* Available records *
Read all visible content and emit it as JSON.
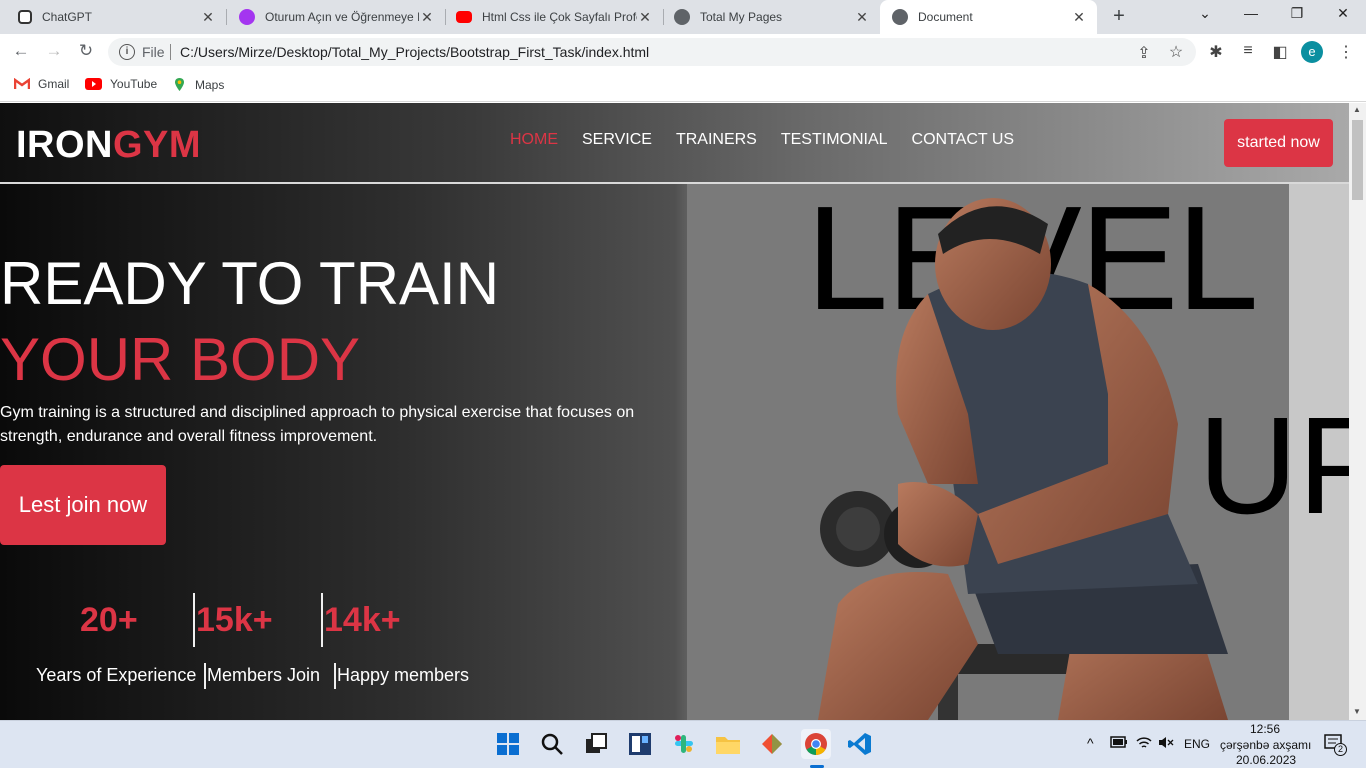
{
  "browser": {
    "tabs": [
      {
        "title": "ChatGPT",
        "icon": "chatgpt-icon",
        "active": false
      },
      {
        "title": "Oturum Açın ve Öğrenmeye Başlayın",
        "icon": "udemy-icon",
        "active": false
      },
      {
        "title": "Html Css ile Çok Sayfalı Profesyonel",
        "icon": "youtube-icon",
        "active": false
      },
      {
        "title": "Total My Pages",
        "icon": "globe-icon",
        "active": false
      },
      {
        "title": "Document",
        "icon": "globe-icon",
        "active": true
      }
    ],
    "address": {
      "scheme_label": "File",
      "url": "C:/Users/Mirze/Desktop/Total_My_Projects/Bootstrap_First_Task/index.html"
    },
    "profile_initial": "e",
    "bookmarks": [
      {
        "label": "Gmail",
        "icon": "gmail-icon"
      },
      {
        "label": "YouTube",
        "icon": "youtube-icon"
      },
      {
        "label": "Maps",
        "icon": "maps-icon"
      }
    ]
  },
  "page": {
    "brand": {
      "part1": "IRON",
      "part2": "GYM"
    },
    "nav": [
      {
        "label": "HOME",
        "active": true
      },
      {
        "label": "SERVICE",
        "active": false
      },
      {
        "label": "TRAINERS",
        "active": false
      },
      {
        "label": "TESTIMONIAL",
        "active": false
      },
      {
        "label": "CONTACT US",
        "active": false
      }
    ],
    "header_button": "started now",
    "background_text": {
      "line1": "LEVEL",
      "line2": "UP"
    },
    "hero": {
      "headline_white": "READY TO TRAIN",
      "headline_red": "YOUR BODY",
      "description": "Gym training is a structured and disciplined approach to physical exercise that focuses on strength, endurance and overall fitness improvement.",
      "cta": "Lest join now"
    },
    "stats": [
      {
        "value": "20+",
        "label": "Years of Experience"
      },
      {
        "value": "15k+",
        "label": "Members Join"
      },
      {
        "value": "14k+",
        "label": "Happy members"
      }
    ],
    "accent_color": "#dc3545"
  },
  "taskbar": {
    "apps": [
      "windows-start-icon",
      "search-icon",
      "task-view-icon",
      "widgets-icon",
      "slack-icon",
      "file-explorer-icon",
      "git-icon",
      "chrome-icon",
      "vscode-icon"
    ],
    "language": "ENG",
    "time": "12:56",
    "day": "çərşənbə axşamı",
    "date": "20.06.2023",
    "notification_count": "2"
  }
}
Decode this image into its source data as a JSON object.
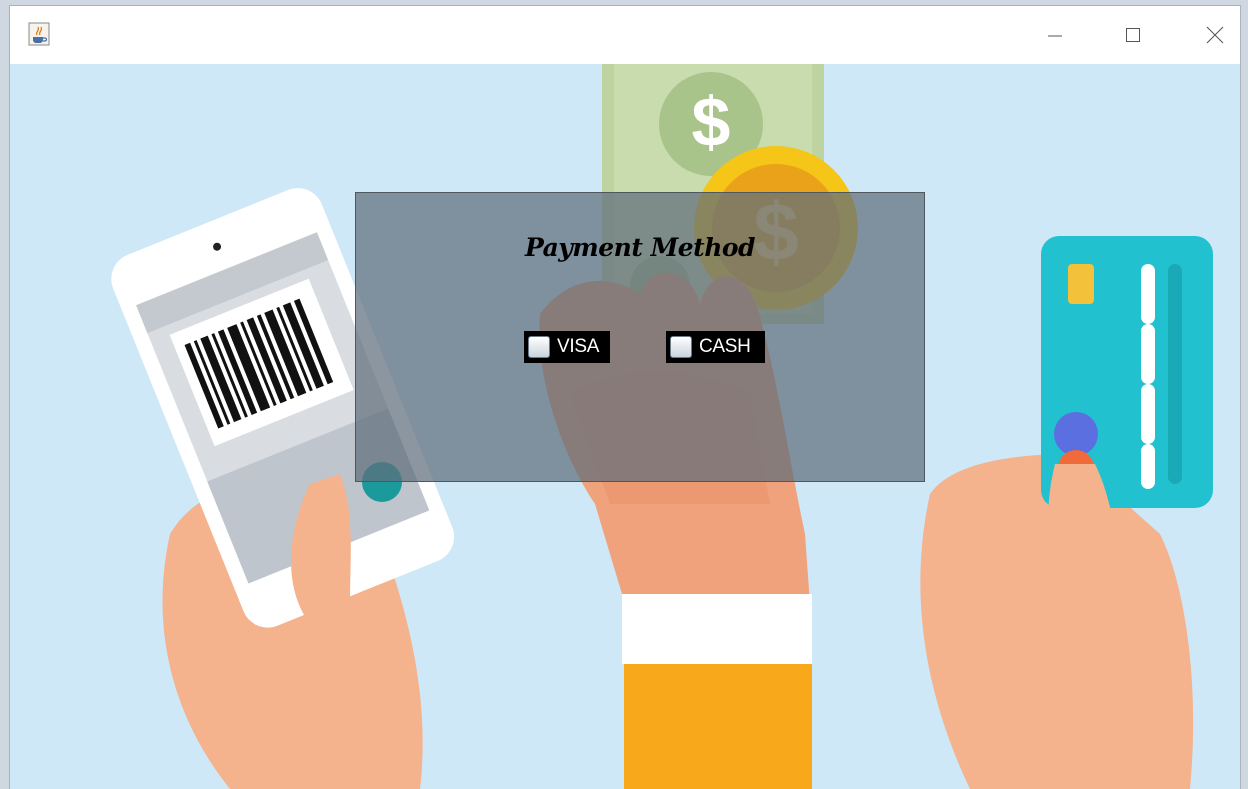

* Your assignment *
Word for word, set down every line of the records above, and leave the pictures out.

* Response area *
Read all visible content and emit it as JSON.
{
  "browser": {
    "tabs": [
      {
        "title": "ChatGPT",
        "icon": "chatgpt-icon",
        "active": false
      },
      {
        "title": "Oturum Açın ve Öğrenmeye Başlayın",
        "icon": "udemy-icon",
        "active": false
      },
      {
        "title": "Html Css ile Çok Sayfalı Profesyonel",
        "icon": "youtube-icon",
        "active": false
      },
      {
        "title": "Total My Pages",
        "icon": "globe-icon",
        "active": false
      },
      {
        "title": "Document",
        "icon": "globe-icon",
        "active": true
      }
    ],
    "address": {
      "scheme_label": "File",
      "url": "C:/Users/Mirze/Desktop/Total_My_Projects/Bootstrap_First_Task/index.html"
    },
    "profile_initial": "e",
    "bookmarks": [
      {
        "label": "Gmail",
        "icon": "gmail-icon"
      },
      {
        "label": "YouTube",
        "icon": "youtube-icon"
      },
      {
        "label": "Maps",
        "icon": "maps-icon"
      }
    ]
  },
  "page": {
    "brand": {
      "part1": "IRON",
      "part2": "GYM"
    },
    "nav": [
      {
        "label": "HOME",
        "active": true
      },
      {
        "label": "SERVICE",
        "active": false
      },
      {
        "label": "TRAINERS",
        "active": false
      },
      {
        "label": "TESTIMONIAL",
        "active": false
      },
      {
        "label": "CONTACT US",
        "active": false
      }
    ],
    "header_button": "started now",
    "background_text": {
      "line1": "LEVEL",
      "line2": "UP"
    },
    "hero": {
      "headline_white": "READY TO TRAIN",
      "headline_red": "YOUR BODY",
      "description": "Gym training is a structured and disciplined approach to physical exercise that focuses on strength, endurance and overall fitness improvement.",
      "cta": "Lest join now"
    },
    "stats": [
      {
        "value": "20+",
        "label": "Years of Experience"
      },
      {
        "value": "15k+",
        "label": "Members Join"
      },
      {
        "value": "14k+",
        "label": "Happy members"
      }
    ],
    "accent_color": "#dc3545"
  },
  "taskbar": {
    "apps": [
      "windows-start-icon",
      "search-icon",
      "task-view-icon",
      "widgets-icon",
      "slack-icon",
      "file-explorer-icon",
      "git-icon",
      "chrome-icon",
      "vscode-icon"
    ],
    "language": "ENG",
    "time": "12:56",
    "day": "çərşənbə axşamı",
    "date": "20.06.2023",
    "notification_count": "2"
  }
}
Decode this image into its source data as a JSON object.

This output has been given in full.